Lake Avenue and cross tracks to 8th Street, then turn left on 8th Street and continue following road through 90 degree turn north over Humboldt River (only a trickle at this point) and after another 8.5 miles follow road through 90 degree turn west, then after a total of 12.4 miles, cross the cattle guard, take first left, and drive 1.5 miles.
MIDAS TUSCARORA This historic mining town once rivaled modern-day Elko. In 1878, Tuscarora peaked at 30,000 population. Today there are a handful of residents, including renowned potter Dennis Parks who operates the famous Tuscarora Pottery School. The building where Parks’ shop resides is characteristic of the jumbled history of a Nevada boomtown. Built as the Gold Hill Hotel in 1859, the structure was moved to Cornucopia in 1860 and then back to Tuscarora where it was Mrs. Sweifel’s Boarding House, the Woods family residence, the post office, a telephone switchboard station and the Justice Court building. The Parks bought the house in 1972. A sign that reads “No Beds Secured Until Paid for” still hangs there. Tuscarora’s cemetery is one of the most picturesque around. Other points of interest include the town’s remaining historic buildings, a small museum and the pottery school and gallery. From Elko, take the Mountain City Highway (State Route 225) north to the Tuscarora Highway (Hwy. 226) intersection. A gravel road leads to Tuscarora.
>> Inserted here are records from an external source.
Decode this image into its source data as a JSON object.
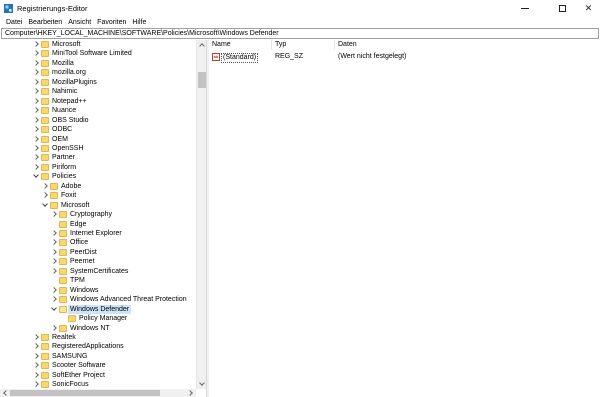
{
  "window": {
    "title": "Registrierungs-Editor",
    "close_glyph": "✕"
  },
  "menu": [
    "Datei",
    "Bearbeiten",
    "Ansicht",
    "Favoriten",
    "Hilfe"
  ],
  "address": "Computer\\HKEY_LOCAL_MACHINE\\SOFTWARE\\Policies\\Microsoft\\Windows Defender",
  "tree": [
    {
      "label": "Microsoft",
      "depth": 0,
      "expander": "right"
    },
    {
      "label": "MiniTool Software Limited",
      "depth": 0,
      "expander": "right"
    },
    {
      "label": "Mozilla",
      "depth": 0,
      "expander": "right"
    },
    {
      "label": "mozilla.org",
      "depth": 0,
      "expander": "right"
    },
    {
      "label": "MozillaPlugins",
      "depth": 0,
      "expander": "right"
    },
    {
      "label": "Nahimic",
      "depth": 0,
      "expander": "right"
    },
    {
      "label": "Notepad++",
      "depth": 0,
      "expander": "right"
    },
    {
      "label": "Nuance",
      "depth": 0,
      "expander": "right"
    },
    {
      "label": "OBS Studio",
      "depth": 0,
      "expander": "right"
    },
    {
      "label": "ODBC",
      "depth": 0,
      "expander": "right"
    },
    {
      "label": "OEM",
      "depth": 0,
      "expander": "right"
    },
    {
      "label": "OpenSSH",
      "depth": 0,
      "expander": "right"
    },
    {
      "label": "Partner",
      "depth": 0,
      "expander": "right"
    },
    {
      "label": "Piriform",
      "depth": 0,
      "expander": "right"
    },
    {
      "label": "Policies",
      "depth": 0,
      "expander": "down"
    },
    {
      "label": "Adobe",
      "depth": 1,
      "expander": "right"
    },
    {
      "label": "Foxit",
      "depth": 1,
      "expander": "right"
    },
    {
      "label": "Microsoft",
      "depth": 1,
      "expander": "down"
    },
    {
      "label": "Cryptography",
      "depth": 2,
      "expander": "right"
    },
    {
      "label": "Edge",
      "depth": 2,
      "expander": "none"
    },
    {
      "label": "Internet Explorer",
      "depth": 2,
      "expander": "right"
    },
    {
      "label": "Office",
      "depth": 2,
      "expander": "right"
    },
    {
      "label": "PeerDist",
      "depth": 2,
      "expander": "right"
    },
    {
      "label": "Peernet",
      "depth": 2,
      "expander": "right"
    },
    {
      "label": "SystemCertificates",
      "depth": 2,
      "expander": "right"
    },
    {
      "label": "TPM",
      "depth": 2,
      "expander": "none"
    },
    {
      "label": "Windows",
      "depth": 2,
      "expander": "right"
    },
    {
      "label": "Windows Advanced Threat Protection",
      "depth": 2,
      "expander": "right"
    },
    {
      "label": "Windows Defender",
      "depth": 2,
      "expander": "down",
      "selected": true,
      "open": true
    },
    {
      "label": "Policy Manager",
      "depth": 3,
      "expander": "none"
    },
    {
      "label": "Windows NT",
      "depth": 2,
      "expander": "right"
    },
    {
      "label": "Realtek",
      "depth": 0,
      "expander": "right"
    },
    {
      "label": "RegisteredApplications",
      "depth": 0,
      "expander": "right"
    },
    {
      "label": "SAMSUNG",
      "depth": 0,
      "expander": "right"
    },
    {
      "label": "Scooter Software",
      "depth": 0,
      "expander": "right"
    },
    {
      "label": "SoftEther Project",
      "depth": 0,
      "expander": "right"
    },
    {
      "label": "SonicFocus",
      "depth": 0,
      "expander": "right"
    }
  ],
  "columns": {
    "name": "Name",
    "type": "Typ",
    "data": "Daten"
  },
  "values": [
    {
      "icon": "ab",
      "name": "(Standard)",
      "type": "REG_SZ",
      "data": "(Wert nicht festgelegt)"
    }
  ]
}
METROPOLIS Soon after cattle king Colonel E.P. Hardesty sold his U7 ranch northwest of Wells the so-called Pacific Reclamation Company bought land and in 1911 advertised what they promised would be a planned community of 7,500. A four-block business district with concrete sidewalks and street lights sprang up and the railroad laid track to the booming town. The grandest three-story hotel between Reno and Salt Lake opened, followed by the brick high school. Pacific Reclamation profited by selling land but water rights were not secured so Metropolis withered. Today sagebrush stands higher than most of the ruins, exceptions being what remains of the high school, the hotel, and a monument to mark the passing of hard-working pioneers doomed to see their dreams evaporate into the high desert air. Directions to Metropolis: In Wells, NV, from 6th Street go north on
In 1907, more than 2,000 prospectors flooded the Midas area after hearing reports of gold strikes. When the ore turned out to be low grade in terms of quality and quantity, all but 250 people moved on. A cyanide mill caused another boom in 1915 which lasted seven years until the mill burned down. Sporadic mining continued until 1942. Today, a handful of buildings stubbornly remain, including a saloon and cafe which is open to the public. It’s said that the town’s original settlers wanted to name the place Gold Circle. When they were rebuffed by postal authorities who said Nevada already had enough towns with “gold” in their names, the town was named Midas. Take the Golconda exit from Interstate 80 and travel northeast on Old Highway 40, turn left on State Route 18 and follow the signs.
SULPHUR A Paiute discovered this site in 1869. He led prospectors to the find, expecting a bronco, saddle and blankets in return; he never received them. By 1880, six tons of sulphur a day were mined here. In 1909, the Western Pacific Railway laid tracks through the area and named the station Sulphur. It was a major receiving and shipping point in the early 1920’s. The automobile was Sulphur’s major downfall since cars turned business away from the town. Sulphur is located 58 miles west of Winnemucca. Take the Jungo Road turnoff from U.S. Highway 95 and follow the signs.
ROCHESTER Prospectors from Rochester, New York, started mining what would later become the town of Rochester in the 1860’s. However, no major finds were uncovered until 1912. One year later, 2,300 people lived in the town. There were two newspapers, several hotels, saloons, dance halls and other buildings. The Coeur Rochester Mine, which still mines the same ore through old mining shafts, sits on a mountain overlooking the old Rochester Mining District. Some old town sites have been left. Cowboy Country 27
Published on Jan 7, 2009
Several of Nevada's most historic towns make up Cowboy Country, and nobody should visit without taking along this handy guide. It'll help yo...